Between mood swings and weight fluctuations, perimenopause can make you feel like a teenager again -- and not necessarily in a good way. Hormonal changes on the often long road to menopause may be causing changes in the way you feel and in the way your body behaves. Here is everything you need to know about this very normal transition called perimenopause.
Menopause Versus Perimenopause
Contrary to popular belief, menopause is not that time of your life when your menstrual cycle slows down and your periods begin to dwindle. The true definition of menopause is the point when you've gone 12 consecutive months without your period. The hormone-based transition leading up to menopause is called perimenopause. For some women, it can last a few months, and for others, it can continue for 13 years, explains Margery Gass, MD, executive director of the North American Menopause Society.
Perimenopause Can Begin in Your 30s
For some women, perimenopause may strike sooner than you think. "Despite the fact that we consider the normal range of menopause to be age 41 to 55, perimenopause can start in a woman's early 30s -- and it's normal! A lot of women are caught off-guard by that," Gass says.
Unfortunately, there's no test or crystal ball that can tell you when or if you're approaching perimenopause, says Judith Volkar, physician at the Cleveland Clinic Center for Specialized Women's Health. The most predictive factor of perimenopause is the age your mom was when she went through the change. Some research suggests women who smoke are likely to hit menopause sooner. One study found that women who smoked heavily over a long period of time had nearly double the risk of early menopause compared to other women. However, quitting smoking more than 10 years before menopause helped extinguish that risk.
Signs of Perimenopause
According to Gass, the first sign of perimenopause is menstrual cycle irregularity -- marked by periods that can show up an entire week early or late. As you progress into late perimenopause, your menstrual cycles become longer, and you may go as long as 60 days without a period. "It's during this time that women will start to have some symptoms, such as hot flashes, but only during that time of the month," Volkar says.
In addition to hot flashes, you may be bothered by fatigue, irritability, or weight gain. The biggest perimenopause complaint Volkar hears is emotional instability. "When you have a sullen teenager, you say, 'Oh, it's their hormones.' Well, you have a lot of that same feeling when you're perimenopausal, because you can have such wild hormonal fluctuations from day to day," she explains. The result can be that you get weepy or angry over things that wouldn't normally bother you.
Can I Get Pregnant During Perimenopause?
Many women wonder if they can get pregnant once signs of perimenopause begin.

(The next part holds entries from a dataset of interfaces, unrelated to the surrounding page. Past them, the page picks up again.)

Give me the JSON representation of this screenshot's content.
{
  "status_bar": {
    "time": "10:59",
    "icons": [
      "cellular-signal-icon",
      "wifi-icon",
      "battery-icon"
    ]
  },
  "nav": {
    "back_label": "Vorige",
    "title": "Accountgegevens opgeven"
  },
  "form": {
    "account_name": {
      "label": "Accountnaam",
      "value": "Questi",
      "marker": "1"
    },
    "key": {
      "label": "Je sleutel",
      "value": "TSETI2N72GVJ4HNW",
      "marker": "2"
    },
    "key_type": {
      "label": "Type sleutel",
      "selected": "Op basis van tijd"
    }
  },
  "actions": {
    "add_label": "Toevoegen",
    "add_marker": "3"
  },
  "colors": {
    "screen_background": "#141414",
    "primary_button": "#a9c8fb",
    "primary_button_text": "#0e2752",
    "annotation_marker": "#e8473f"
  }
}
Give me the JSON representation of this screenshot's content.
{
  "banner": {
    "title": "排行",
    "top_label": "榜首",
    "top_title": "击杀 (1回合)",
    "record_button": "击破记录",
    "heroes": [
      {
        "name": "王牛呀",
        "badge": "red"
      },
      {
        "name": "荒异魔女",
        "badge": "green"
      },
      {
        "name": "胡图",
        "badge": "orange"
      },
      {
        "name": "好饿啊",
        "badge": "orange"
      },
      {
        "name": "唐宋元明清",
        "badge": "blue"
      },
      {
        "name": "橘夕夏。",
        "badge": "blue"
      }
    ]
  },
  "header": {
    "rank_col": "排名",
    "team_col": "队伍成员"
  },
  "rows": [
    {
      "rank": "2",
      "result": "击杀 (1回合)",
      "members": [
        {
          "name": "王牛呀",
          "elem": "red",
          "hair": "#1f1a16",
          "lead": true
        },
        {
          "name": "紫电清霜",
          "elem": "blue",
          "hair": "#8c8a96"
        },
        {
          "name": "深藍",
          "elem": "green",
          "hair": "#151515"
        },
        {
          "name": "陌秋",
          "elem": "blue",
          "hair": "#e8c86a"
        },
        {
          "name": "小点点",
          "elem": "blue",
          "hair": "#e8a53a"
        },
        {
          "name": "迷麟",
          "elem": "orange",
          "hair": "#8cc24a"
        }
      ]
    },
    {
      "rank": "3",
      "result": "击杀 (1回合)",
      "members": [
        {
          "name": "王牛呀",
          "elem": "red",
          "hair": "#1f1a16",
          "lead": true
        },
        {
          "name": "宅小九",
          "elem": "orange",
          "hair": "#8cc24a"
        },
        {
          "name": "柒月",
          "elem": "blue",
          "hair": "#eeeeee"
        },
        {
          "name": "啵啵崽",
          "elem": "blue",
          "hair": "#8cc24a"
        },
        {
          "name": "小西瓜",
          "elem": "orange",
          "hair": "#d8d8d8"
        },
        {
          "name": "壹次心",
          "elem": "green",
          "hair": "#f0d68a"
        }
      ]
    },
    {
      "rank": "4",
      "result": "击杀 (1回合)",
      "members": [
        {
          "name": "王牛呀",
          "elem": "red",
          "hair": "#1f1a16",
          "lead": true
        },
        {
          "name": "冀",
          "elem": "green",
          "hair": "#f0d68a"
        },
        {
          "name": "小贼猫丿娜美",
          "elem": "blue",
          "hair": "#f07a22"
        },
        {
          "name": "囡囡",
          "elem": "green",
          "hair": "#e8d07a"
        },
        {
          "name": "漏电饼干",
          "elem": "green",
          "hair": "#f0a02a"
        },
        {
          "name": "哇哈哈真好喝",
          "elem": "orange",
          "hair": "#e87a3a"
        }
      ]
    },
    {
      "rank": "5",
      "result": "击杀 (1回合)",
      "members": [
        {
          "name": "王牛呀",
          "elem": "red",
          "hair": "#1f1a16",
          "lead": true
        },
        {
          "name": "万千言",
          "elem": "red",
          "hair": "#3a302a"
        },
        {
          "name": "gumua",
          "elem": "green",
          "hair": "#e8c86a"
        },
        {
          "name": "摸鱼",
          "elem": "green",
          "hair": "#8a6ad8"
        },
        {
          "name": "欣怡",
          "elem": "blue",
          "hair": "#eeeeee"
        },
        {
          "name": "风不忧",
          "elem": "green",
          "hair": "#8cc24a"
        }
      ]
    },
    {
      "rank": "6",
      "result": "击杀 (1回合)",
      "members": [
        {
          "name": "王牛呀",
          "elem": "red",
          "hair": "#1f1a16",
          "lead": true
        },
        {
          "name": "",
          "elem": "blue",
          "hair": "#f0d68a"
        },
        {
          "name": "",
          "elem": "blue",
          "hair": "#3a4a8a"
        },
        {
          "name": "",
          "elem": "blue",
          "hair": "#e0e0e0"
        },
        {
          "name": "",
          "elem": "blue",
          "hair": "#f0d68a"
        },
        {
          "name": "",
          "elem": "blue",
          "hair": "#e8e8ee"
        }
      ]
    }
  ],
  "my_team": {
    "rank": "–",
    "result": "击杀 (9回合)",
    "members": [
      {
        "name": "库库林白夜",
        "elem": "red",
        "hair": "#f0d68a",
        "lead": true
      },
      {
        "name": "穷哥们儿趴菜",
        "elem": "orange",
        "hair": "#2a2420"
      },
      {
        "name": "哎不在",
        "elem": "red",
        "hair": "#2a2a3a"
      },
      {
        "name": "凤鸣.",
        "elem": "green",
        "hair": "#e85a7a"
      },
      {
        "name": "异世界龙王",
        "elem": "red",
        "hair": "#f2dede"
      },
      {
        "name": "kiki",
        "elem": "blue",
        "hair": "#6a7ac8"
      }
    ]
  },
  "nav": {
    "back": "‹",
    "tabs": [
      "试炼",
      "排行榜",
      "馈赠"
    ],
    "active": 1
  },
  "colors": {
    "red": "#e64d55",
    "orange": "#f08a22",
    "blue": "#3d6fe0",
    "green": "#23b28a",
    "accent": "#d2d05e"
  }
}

The answer is yes. It's possible to get pregnant as long as you're still menstruating. "It's not that common," Volkar says, "but it can happen."